But the devil is in the details and the details are in the dollars. Though a majority of respondents thought employers should pay for leave (as opposed to the feds), how to make that happen created a schism in respondents. 51 percent said the government should require employers to provide the paid leave. However, 48 percent felt companies should be free to decide for themselves. Another 45 percent of Americans favored government tax credits for employers that provide paid leave. But 39 percent supported a system that would allow workers to set aside monthly pretax contributions. On top of that, 58 percent expressed concerns that universal access to paid leave would have a negative impact on small businesses, regardless of the research.

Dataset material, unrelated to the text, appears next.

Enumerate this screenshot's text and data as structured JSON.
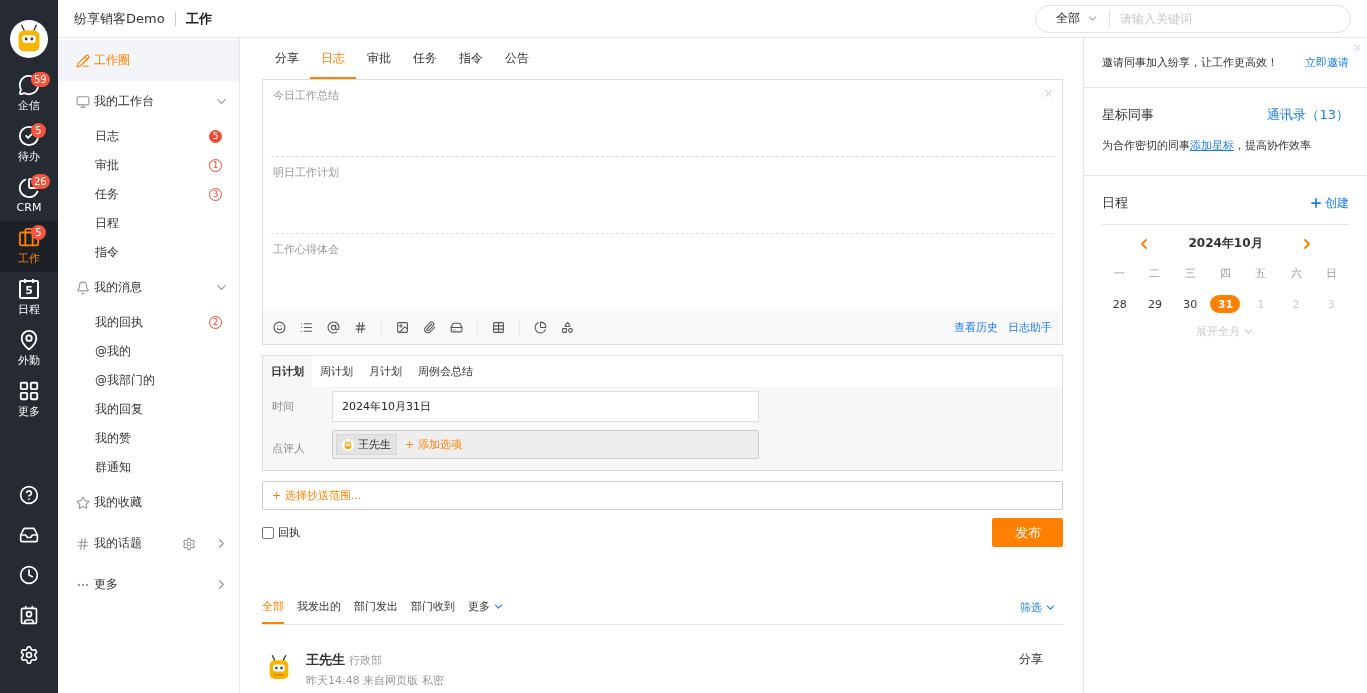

The U.S. isn’t the only country that’s struggled to come up with a solution, but they are one of the few to essentially not attempt to find one. Right now, only 12 percent of private-sector workers have access to paid leave through their employers. Of the few fathers who actually took it, 7 in 10 were back to work in 2 weeks. Yet 55 percent of PEW survey participants thought people would abuse the time off. That said, it’s hard to abuse what you never had. If parents want to up America’s leave game they’re going to have to eventually get on the same team. Otherwise, American paternity leave policy will continue to be like your kid after accidentally getting into the bran muffins: completely shitty.